As manager of South Korea's national team, Kim In Sik has gone to great lengths to play down his team's success against Japan.
"I don't know if we are really as good as our record," Kim said on Saturday of South Korea's 5-1 record against Japan in their last six games in the World Baseball Classic and the Olympics.
"But we've gotten those results because our players have performed well in those games. Still, you can't say that we are the better team, because a few games aren't the whole story."
But Kim, whose squad opens its WBC campaign against Taiwan at Tokyo Dome on Friday, said his nation's results were evidence of improvement.
"For a long time, Korea was used to getting pushed around by Japan," Kim said. "But in the past eight years, Korea has beaten Japan a lot.
"I think the quality of Korean baseball has improved. We have no fear against Japan. Their team is very strong, but we still can't ignore Taiwan and China."
Since the WBC has switched from a round-robin format to double elimination, a side's only certain opponent is in its first game. This makes it hard to set up pitching assignments against particular opponents.
"This tournament is too complicated," Kim said. "It gives me a headache. My strategy will be to save my best pitcher for the last game."
In 2006, the Koreans beat Japan twice with a pitching staff loaded with major leaguers, something that won't be the case this time.
The only major leaguer on the roster is Cleveland Indians outfielder Choo Shin Soo, who was asked if he could make up for the absence of talismanic first baseman Lee Seung Yeop.
"This is a team game," Choo said. "I'm not the only one out there.
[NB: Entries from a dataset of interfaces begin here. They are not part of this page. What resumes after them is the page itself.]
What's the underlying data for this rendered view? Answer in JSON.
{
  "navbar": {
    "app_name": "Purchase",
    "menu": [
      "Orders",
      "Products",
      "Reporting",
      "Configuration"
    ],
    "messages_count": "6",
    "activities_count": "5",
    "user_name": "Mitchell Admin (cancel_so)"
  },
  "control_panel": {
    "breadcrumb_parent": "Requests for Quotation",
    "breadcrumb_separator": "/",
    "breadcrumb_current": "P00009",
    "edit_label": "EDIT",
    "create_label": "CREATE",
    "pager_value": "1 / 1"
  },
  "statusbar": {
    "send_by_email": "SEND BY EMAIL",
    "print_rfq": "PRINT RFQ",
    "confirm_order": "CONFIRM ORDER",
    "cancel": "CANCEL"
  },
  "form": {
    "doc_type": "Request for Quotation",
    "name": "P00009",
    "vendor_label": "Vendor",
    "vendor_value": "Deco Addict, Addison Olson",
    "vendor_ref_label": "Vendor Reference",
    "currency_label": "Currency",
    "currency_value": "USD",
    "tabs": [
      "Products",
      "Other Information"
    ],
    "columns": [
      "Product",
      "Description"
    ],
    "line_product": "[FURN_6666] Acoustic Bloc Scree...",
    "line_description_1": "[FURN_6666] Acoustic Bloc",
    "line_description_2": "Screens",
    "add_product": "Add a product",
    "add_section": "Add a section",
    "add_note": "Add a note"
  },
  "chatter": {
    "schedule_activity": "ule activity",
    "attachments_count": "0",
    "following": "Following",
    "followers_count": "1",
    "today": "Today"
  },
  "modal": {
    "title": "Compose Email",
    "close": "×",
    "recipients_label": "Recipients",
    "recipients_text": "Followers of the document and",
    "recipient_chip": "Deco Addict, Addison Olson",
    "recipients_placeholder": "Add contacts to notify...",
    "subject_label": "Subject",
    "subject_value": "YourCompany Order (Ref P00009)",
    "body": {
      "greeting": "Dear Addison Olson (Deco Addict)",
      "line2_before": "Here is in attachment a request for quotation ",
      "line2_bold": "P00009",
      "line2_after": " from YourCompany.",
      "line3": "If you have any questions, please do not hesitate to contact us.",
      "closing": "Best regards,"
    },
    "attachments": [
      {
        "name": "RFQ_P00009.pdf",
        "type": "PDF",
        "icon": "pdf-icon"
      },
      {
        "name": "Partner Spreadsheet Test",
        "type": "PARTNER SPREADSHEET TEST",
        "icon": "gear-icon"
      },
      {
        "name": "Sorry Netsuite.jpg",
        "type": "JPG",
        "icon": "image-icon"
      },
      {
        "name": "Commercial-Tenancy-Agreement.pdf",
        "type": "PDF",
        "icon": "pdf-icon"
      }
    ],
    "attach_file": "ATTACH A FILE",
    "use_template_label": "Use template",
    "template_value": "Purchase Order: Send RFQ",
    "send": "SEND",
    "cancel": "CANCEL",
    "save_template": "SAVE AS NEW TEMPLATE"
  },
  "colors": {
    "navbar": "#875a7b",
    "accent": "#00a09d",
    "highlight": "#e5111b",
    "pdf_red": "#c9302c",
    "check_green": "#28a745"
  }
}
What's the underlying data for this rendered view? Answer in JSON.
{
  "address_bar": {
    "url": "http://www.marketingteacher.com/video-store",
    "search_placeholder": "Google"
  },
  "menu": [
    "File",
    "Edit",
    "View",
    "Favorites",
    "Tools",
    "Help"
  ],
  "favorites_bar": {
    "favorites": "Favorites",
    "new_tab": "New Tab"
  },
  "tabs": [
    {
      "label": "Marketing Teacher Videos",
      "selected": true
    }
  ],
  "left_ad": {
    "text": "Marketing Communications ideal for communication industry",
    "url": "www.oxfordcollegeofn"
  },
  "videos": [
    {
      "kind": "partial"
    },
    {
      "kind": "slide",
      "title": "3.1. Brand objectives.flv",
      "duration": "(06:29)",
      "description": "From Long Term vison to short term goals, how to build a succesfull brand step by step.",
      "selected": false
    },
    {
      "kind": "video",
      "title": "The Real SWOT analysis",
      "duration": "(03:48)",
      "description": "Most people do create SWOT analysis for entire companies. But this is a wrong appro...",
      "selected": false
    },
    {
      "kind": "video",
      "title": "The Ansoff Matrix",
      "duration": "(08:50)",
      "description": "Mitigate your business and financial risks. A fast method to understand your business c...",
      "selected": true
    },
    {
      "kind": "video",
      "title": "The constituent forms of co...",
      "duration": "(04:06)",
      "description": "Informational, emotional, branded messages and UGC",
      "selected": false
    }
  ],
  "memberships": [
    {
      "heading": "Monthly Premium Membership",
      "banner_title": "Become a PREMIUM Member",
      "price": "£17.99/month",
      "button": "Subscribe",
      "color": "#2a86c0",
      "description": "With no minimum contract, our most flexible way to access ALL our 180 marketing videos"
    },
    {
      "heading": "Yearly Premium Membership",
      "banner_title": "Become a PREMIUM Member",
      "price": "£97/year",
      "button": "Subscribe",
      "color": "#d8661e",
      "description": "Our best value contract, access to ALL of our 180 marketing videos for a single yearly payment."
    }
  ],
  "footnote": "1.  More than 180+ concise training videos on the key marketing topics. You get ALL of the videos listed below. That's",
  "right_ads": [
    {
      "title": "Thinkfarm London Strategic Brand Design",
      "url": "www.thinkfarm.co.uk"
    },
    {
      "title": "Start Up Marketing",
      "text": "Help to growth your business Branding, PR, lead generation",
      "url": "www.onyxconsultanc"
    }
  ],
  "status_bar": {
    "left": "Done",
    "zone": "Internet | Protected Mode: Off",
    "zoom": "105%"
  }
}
We all have to play together for the team--that's the way Lee played and why he made the team better.
"We each have our jobs to do. If I strikeout, I believe my teammates will support me. Together, we'll make it to the United States."
Choo, playing for the national team for the first time in eight years, has liked what he's seen so far.
"[As the only major leaguer], there is a little pressure, but we've got some great players," he said. "I was surprised and impressed by how much power this team has."
Lefty Kim Kwang Hyun, who beat Japan in the Beijing Olympic semifinals, and defeated the Chunichi Dragons at Tokyo Dome in the 2007 Asia Series, has not lost to Japan since he was an amateur in 2005.
"I simply don't like to lose," the 20-year-old SK Wyverns ace said when he was asked about his success against Japan.
"In this tournament we have a pitch limit, so I will have to be very good and efficient.
"Honestly, I don't think I'm as good a pitcher as the Japanese media makes me out to be, but I appreciate that."
Manager Kim said he was able to watch Japan's final warmup game, Sunday's 2-1, 10-inning victory over the Yomiuri Giants.
"One game is not enough to make up my mind about Japan," he said.
"Ichiro [Suzuki] and [Norichika] Aoki are great players but they didn't get on base. Because of that, Japan struggled to score."
South Korea, which beat the Saitama Seibu Lions 4-2 in a Monday warmup game, may be without Tokyo Yakult Swallows closer Lim Chang Yong, who suffered a contusion in practice.
In the day's other exhibition game, the Yomiuri Giants beat Taiwan 7-6.